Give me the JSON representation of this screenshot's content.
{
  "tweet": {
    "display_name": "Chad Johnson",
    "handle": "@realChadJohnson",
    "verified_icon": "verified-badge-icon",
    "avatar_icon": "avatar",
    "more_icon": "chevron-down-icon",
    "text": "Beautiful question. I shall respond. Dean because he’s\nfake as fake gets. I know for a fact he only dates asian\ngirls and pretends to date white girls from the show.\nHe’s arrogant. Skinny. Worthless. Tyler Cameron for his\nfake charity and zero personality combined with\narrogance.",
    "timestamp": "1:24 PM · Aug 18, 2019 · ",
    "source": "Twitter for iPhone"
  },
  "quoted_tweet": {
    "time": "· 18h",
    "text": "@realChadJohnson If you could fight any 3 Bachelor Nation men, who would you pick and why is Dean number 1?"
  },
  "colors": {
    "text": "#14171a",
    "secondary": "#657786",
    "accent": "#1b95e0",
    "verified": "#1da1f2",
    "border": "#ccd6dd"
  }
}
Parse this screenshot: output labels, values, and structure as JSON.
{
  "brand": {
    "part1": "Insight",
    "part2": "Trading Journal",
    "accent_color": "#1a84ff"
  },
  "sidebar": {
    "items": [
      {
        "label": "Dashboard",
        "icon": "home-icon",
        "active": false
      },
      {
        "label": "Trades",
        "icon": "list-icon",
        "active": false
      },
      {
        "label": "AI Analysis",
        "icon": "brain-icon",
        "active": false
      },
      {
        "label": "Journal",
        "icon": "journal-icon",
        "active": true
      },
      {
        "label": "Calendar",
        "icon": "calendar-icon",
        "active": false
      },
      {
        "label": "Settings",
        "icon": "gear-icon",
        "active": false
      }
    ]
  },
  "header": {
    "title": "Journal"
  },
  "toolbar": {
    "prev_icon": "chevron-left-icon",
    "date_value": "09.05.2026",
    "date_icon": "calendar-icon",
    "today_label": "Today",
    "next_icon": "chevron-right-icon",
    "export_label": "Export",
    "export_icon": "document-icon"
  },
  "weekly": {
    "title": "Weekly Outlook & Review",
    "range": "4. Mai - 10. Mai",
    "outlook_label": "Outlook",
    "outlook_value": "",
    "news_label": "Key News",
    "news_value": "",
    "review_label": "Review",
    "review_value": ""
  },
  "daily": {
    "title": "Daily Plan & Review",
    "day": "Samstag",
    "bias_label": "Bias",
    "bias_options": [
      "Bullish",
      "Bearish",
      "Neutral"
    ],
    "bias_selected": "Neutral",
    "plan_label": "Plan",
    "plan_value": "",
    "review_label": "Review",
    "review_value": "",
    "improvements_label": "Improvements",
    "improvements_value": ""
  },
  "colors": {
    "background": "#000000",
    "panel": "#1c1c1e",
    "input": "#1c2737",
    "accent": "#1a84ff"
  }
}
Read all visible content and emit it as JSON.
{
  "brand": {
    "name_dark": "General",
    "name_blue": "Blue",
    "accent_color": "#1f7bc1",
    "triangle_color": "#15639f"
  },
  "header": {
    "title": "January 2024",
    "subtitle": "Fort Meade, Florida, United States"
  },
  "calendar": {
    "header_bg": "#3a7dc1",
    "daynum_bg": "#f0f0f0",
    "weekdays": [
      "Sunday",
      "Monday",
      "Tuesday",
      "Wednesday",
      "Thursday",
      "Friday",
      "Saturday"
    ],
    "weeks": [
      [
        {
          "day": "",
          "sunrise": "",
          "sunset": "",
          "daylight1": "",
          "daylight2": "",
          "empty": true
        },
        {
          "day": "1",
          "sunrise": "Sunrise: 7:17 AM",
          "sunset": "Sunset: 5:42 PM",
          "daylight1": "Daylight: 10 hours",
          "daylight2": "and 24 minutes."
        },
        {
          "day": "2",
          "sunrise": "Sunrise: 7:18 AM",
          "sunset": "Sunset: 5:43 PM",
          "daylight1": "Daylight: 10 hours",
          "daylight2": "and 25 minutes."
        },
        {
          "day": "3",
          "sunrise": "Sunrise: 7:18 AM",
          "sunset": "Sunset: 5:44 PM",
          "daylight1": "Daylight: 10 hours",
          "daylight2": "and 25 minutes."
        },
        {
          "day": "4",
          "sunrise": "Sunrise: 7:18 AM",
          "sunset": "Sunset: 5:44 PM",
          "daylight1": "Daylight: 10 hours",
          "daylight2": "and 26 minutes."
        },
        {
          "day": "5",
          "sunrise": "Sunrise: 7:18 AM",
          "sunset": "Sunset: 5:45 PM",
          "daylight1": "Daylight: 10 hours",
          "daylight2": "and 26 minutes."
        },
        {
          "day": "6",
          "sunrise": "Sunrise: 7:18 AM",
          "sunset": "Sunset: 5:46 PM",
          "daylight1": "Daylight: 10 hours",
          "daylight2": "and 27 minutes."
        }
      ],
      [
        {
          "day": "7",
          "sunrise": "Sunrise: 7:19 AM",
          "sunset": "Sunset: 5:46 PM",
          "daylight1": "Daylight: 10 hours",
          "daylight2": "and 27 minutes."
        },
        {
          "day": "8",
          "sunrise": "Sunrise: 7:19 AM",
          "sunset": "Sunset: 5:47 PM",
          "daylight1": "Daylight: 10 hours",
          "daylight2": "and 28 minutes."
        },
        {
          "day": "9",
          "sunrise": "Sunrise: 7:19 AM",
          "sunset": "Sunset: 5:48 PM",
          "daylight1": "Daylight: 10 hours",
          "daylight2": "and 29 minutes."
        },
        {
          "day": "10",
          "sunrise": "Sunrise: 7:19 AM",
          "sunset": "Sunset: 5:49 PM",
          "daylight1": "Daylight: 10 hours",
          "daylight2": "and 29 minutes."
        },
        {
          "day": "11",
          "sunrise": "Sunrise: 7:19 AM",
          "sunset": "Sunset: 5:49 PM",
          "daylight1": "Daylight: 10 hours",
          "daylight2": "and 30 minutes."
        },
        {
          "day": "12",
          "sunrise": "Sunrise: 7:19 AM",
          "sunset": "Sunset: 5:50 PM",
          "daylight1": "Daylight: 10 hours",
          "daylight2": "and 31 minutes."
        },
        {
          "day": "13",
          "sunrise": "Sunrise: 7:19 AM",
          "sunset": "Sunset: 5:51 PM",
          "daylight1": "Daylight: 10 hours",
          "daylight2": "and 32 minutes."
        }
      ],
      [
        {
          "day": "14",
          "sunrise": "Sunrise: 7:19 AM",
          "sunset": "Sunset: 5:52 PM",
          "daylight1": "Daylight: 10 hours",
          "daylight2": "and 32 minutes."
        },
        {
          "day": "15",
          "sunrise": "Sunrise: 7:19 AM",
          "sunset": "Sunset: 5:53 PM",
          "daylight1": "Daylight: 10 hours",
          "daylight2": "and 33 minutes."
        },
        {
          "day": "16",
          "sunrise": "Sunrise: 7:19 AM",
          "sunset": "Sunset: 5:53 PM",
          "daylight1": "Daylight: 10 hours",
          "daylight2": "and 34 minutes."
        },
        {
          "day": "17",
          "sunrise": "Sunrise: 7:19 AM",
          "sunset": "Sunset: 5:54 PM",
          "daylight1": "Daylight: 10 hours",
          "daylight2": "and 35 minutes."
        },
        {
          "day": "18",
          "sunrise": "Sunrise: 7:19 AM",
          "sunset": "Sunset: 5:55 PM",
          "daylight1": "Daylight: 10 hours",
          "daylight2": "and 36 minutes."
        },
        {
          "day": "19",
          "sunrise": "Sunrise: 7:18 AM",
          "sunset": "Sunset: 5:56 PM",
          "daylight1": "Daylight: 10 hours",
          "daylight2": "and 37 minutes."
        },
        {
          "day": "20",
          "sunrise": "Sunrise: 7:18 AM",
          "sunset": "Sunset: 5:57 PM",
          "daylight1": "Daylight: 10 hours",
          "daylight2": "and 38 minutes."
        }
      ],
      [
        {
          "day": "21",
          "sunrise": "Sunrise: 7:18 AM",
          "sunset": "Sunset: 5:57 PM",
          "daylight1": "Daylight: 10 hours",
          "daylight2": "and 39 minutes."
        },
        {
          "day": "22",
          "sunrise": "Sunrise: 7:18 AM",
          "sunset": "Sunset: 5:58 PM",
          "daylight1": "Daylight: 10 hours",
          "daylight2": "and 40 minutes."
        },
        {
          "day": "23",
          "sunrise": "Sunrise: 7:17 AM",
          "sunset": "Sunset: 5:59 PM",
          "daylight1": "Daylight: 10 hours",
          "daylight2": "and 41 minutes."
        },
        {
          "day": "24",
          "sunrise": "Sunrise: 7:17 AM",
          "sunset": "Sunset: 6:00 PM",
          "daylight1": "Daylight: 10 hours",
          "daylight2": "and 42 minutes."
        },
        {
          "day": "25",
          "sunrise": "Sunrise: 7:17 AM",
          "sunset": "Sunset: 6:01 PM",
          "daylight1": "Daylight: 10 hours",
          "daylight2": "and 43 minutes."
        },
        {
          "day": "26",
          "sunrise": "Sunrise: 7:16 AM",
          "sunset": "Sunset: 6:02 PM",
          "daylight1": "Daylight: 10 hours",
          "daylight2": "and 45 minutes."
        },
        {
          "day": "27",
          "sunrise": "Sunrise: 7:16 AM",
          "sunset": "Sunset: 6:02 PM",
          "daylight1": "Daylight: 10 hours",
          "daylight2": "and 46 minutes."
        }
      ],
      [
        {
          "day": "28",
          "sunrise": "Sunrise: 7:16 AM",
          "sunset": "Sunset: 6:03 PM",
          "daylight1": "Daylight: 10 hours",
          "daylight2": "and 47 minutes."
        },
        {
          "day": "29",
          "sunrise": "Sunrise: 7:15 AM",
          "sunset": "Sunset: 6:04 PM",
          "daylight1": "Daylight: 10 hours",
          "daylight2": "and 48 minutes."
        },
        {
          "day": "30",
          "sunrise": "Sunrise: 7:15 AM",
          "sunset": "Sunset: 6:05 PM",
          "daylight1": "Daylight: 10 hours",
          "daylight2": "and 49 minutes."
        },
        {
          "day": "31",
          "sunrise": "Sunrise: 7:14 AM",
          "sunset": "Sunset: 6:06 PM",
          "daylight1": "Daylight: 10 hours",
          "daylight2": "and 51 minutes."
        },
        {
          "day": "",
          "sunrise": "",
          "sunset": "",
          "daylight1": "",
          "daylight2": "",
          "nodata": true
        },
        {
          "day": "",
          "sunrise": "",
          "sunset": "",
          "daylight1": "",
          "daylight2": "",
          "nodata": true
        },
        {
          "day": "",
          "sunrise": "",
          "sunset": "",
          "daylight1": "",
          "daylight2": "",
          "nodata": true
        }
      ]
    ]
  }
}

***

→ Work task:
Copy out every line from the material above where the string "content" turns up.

→ Written answer:
Give me the JSON representation of this screenshot's content.
Read all visible content and emit it as JSON.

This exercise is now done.